Another student is passionate about becoming the captain of a container ship or ocean liner; he described what he did; ‘Today, the person who is looking after me was away in London so I went to Harwich on the pilot boat. I had a tour of the Harwich Haven Authority and saw the ship equivalent of air traffic control. Next, I set sail on the pilot boat to collect a pilot from a ship which had left Felixstowe. On the way we passed what is technically the smallest country in the world, Sealand and I got some good photos of that, we passed some wrecks and picked up the pilot which was a terrifying experience! I was stood on the tiny deck of the boat as we pulled alongside, and I got a sense of the sheer scale of the ship. Once we picked up the pilot, we were so far out we were in international waters, and amazingly I was allowed to drive the boat all the way back to Harwich, some 15km away, and the boat was under my control for around 45 minutes, and I had to navigate past lots of yachts as well as a container ship entering Felixstowe.’

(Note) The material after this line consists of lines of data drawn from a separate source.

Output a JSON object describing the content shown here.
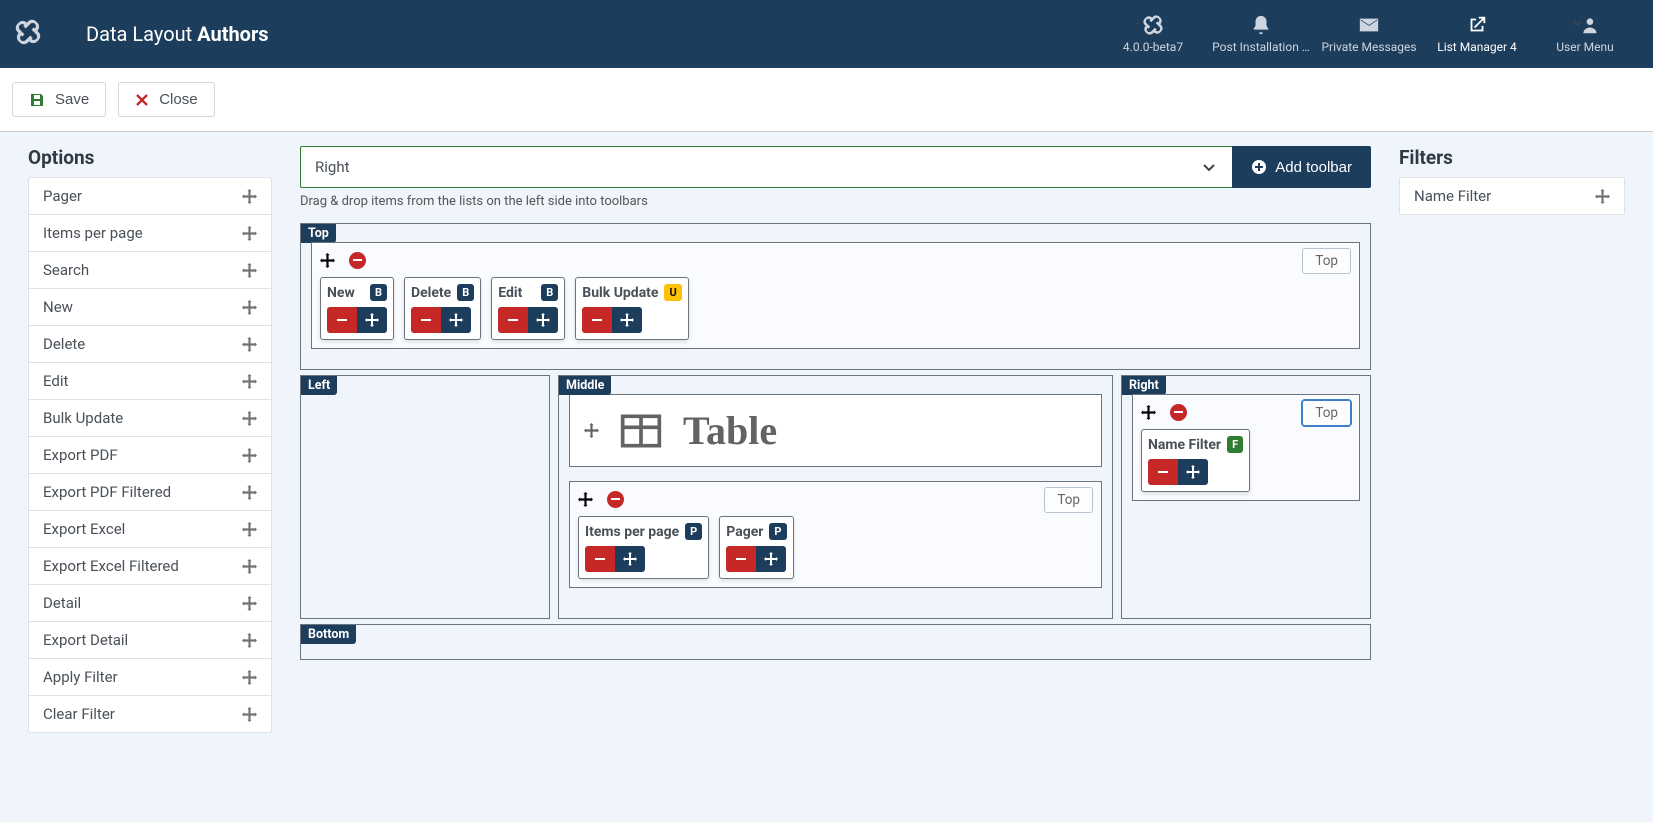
{
  "header": {
    "title_prefix": "Data Layout ",
    "title_bold": "Authors",
    "status": [
      {
        "label": "4.0.0-beta7"
      },
      {
        "label": "Post Installation …"
      },
      {
        "label": "Private Messages"
      },
      {
        "label": "List Manager 4",
        "active": true
      },
      {
        "label": "User Menu"
      }
    ]
  },
  "toolbar": {
    "save_label": "Save",
    "close_label": "Close"
  },
  "options": {
    "heading": "Options",
    "items": [
      "Pager",
      "Items per page",
      "Search",
      "New",
      "Delete",
      "Edit",
      "Bulk Update",
      "Export PDF",
      "Export PDF Filtered",
      "Export Excel",
      "Export Excel Filtered",
      "Detail",
      "Export Detail",
      "Apply Filter",
      "Clear Filter"
    ]
  },
  "filters": {
    "heading": "Filters",
    "items": [
      "Name Filter"
    ]
  },
  "center": {
    "select_value": "Right",
    "add_label": "Add toolbar",
    "hint": "Drag & drop items from the lists on the left side into toolbars",
    "labels": {
      "top": "Top",
      "left": "Left",
      "middle": "Middle",
      "right": "Right",
      "bottom": "Bottom"
    },
    "table_label": "Table",
    "tag_top": "Top",
    "top_toolbar_items": [
      {
        "name": "New",
        "badge": "B",
        "badgeClass": ""
      },
      {
        "name": "Delete",
        "badge": "B",
        "badgeClass": ""
      },
      {
        "name": "Edit",
        "badge": "B",
        "badgeClass": ""
      },
      {
        "name": "Bulk Update",
        "badge": "U",
        "badgeClass": "yellow"
      }
    ],
    "middle_toolbar_items": [
      {
        "name": "Items per page",
        "badge": "P",
        "badgeClass": ""
      },
      {
        "name": "Pager",
        "badge": "P",
        "badgeClass": ""
      }
    ],
    "right_toolbar_items": [
      {
        "name": "Name Filter",
        "badge": "F",
        "badgeClass": "green"
      }
    ]
  }
}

‘Jasper (who worked at Aston Martin in Oxfordshire) showed a lot of interest in the various areas of Door Trim design and development that he saw yesterday, and demonstrated ability in CAD modelling. He was one of the most enthusiastic work experience students that we’ve entertained, and is very keen to pursue a career in engineering. I showed Jasper one of the more complex issues that we currently have on DB11 convertible, and he seemed to be able to understand why the tolerances did not add up when particular parts are in a certain position. He is very eager to learn about more disciplines and showed a clear aptitude as well as a confidence that I don’t often see when I am with work experience students.’
It is with great pleasure, and for the last time, that I will pass back to Dr. Mason who will then ask Mr. Chester to present the prizes after a musical interlude from Jess Parnell.